As I was looking at the Mosaic Lampposts on 8th Street and St Marks Place, I tried to remember what the street looked like back in the late 60’s. I was not part of the culture but simply a tourist looking at the strange goings-on in the East Village. The street was crowded and wild with activity. All kinds of shops were filled with drug stuff, clothing and skull head jewelry along with a “nice” smell floating through the air.
Beginning during Prohibition, 80 Saint Marks Place was a vital destination for performers of all kinds. It was a speakeasy where Jazz greats such as Thelonious Monk, Harry “Sweets” Edison, John Coltrane and Frank Sinatra performed here before Theatre 80 was established.
At Theatre 80 the careers of many famous performers were launched. Some of the famous names are Gary Burghoff, and Billy Crystal. During the 1970s and 80s as a film revival house, people were able to see vintage films on a movie theatre screen in an audience setting in Theatre 80.
It was also visited by a host of great names in theater, many of whom left their names, foot and hand prints in the cement of the sidewalk. A partial list includes Gloria Swanson, Joan Crawford, Myrna Loy, Ruby Keeler, Joan Blondell, Kitty Carlisle and Joan Rivers.
If you want to guess
NAMES OF ACTORS ARE AT VERY END OF BLOG
In 2007, Theatre 80 was restored. As part of this restoration, the Museum of the American Gangster and William Barnacle Tavern was opened.( William Barnacle Tavern is named after William “Barnacle Bill” Scott, a merchant sailor who was often called the “mayor” of Tompkins Square Park.)
The theater still presents a range of productions from traditional forms such as Shakespearean theater and flamenco dance, to the cutting edge avant-garde and works from new authors.
St Marks Place still attracts hordes of young people throughout the day and night to its bars, restaurants, karaoke spots, clothing stores, tattoo parlours, and e-cigarette shops. The street on Friday and Saturday nights thrums with laughter, conversation and music until the early hours. “Walking on St Marks Place on a weekend night, you become aware of a rhythm,It is still a countercultural magnet, and as a resident myself, I can attest to the fact that “crusty punks” with pit bulls and the odd group of cannabis-smoking teenagers can at times still provide a bracingly antisocial air. The street has not been completely sanitised yet,”

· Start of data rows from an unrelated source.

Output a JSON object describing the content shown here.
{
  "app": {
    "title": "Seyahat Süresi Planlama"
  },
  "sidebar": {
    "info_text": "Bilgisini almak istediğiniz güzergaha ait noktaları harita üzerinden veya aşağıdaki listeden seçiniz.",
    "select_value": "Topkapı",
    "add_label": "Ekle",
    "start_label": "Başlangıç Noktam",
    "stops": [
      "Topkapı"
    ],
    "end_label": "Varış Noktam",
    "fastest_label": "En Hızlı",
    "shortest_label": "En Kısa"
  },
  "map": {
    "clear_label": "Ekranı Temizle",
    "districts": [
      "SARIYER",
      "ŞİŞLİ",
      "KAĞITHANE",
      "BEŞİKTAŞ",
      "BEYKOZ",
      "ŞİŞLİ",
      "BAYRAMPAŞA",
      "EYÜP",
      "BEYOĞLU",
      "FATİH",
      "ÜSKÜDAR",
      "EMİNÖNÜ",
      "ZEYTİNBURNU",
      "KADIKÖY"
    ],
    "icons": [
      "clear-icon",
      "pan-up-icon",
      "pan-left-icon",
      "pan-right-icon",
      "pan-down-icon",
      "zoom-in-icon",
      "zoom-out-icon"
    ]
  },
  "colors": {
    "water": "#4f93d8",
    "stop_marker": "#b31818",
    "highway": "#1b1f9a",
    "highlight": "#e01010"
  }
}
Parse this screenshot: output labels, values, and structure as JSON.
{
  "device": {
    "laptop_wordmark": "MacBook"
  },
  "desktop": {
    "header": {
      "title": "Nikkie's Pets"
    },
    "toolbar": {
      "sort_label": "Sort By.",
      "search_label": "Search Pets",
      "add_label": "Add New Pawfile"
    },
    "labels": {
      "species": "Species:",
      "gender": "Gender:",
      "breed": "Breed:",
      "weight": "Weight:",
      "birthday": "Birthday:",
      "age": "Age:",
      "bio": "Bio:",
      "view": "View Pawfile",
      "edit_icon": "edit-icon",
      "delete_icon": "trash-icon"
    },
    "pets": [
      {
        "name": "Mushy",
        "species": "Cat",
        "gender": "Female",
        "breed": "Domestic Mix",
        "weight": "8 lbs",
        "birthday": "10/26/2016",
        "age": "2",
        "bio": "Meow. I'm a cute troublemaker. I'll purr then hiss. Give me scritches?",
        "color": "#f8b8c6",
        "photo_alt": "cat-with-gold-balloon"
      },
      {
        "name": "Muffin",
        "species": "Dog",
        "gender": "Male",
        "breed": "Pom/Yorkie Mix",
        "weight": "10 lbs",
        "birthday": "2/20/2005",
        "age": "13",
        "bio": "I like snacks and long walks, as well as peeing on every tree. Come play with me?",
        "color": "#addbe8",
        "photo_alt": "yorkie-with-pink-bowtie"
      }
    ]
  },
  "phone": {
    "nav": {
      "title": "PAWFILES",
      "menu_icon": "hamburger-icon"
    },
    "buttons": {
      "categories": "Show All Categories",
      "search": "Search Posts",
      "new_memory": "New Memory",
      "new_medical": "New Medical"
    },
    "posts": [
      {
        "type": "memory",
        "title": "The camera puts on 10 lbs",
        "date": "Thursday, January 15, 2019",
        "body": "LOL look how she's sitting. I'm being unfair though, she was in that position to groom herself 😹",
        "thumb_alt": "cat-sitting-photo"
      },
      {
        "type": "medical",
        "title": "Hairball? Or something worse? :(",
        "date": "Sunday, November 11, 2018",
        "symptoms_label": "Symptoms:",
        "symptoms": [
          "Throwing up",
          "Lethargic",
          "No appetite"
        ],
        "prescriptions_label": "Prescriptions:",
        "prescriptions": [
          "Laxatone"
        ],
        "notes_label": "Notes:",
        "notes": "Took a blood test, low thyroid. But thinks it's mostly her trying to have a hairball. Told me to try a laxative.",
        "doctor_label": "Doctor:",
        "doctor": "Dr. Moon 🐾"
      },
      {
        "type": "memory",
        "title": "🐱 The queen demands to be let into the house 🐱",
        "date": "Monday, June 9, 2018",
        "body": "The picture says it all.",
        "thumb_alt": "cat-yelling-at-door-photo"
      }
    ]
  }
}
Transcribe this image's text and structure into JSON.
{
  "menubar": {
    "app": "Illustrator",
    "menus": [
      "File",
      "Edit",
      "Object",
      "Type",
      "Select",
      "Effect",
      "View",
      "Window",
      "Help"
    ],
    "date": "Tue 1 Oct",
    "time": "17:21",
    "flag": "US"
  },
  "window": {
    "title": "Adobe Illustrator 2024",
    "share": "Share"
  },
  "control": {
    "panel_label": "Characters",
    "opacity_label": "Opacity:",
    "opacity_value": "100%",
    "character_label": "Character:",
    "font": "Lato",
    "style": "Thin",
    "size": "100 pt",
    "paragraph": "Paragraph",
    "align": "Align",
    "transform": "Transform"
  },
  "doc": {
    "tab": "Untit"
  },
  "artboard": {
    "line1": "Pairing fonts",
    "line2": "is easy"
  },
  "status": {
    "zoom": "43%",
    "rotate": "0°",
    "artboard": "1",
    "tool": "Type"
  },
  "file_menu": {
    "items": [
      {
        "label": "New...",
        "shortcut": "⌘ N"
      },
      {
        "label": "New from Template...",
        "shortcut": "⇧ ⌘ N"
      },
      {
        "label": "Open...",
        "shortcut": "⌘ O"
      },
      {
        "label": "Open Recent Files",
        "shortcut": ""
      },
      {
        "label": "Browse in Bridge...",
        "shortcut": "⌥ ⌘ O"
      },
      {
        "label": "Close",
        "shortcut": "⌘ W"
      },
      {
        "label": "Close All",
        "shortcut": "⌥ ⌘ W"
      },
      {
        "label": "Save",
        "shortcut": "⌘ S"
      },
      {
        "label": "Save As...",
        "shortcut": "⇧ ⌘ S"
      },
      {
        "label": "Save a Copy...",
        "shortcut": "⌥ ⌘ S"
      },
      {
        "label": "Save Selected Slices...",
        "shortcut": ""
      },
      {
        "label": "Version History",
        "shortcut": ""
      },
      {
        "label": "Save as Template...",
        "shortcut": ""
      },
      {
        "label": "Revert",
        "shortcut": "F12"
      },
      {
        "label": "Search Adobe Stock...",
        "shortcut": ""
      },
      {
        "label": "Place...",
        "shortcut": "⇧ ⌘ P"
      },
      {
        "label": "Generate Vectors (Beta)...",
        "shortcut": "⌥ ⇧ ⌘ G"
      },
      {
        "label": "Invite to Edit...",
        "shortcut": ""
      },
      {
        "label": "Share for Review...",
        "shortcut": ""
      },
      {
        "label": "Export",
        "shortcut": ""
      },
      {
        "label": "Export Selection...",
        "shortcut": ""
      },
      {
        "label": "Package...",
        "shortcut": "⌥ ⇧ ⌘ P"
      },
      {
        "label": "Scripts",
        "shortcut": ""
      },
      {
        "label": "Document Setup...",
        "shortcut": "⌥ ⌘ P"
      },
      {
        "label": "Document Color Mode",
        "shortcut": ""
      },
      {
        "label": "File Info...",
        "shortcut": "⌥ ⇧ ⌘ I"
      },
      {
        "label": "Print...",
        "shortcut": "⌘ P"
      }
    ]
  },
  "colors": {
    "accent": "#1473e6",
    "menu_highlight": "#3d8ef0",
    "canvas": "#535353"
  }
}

“The street today is safer and more pleasant than at any point in the last fifty years,”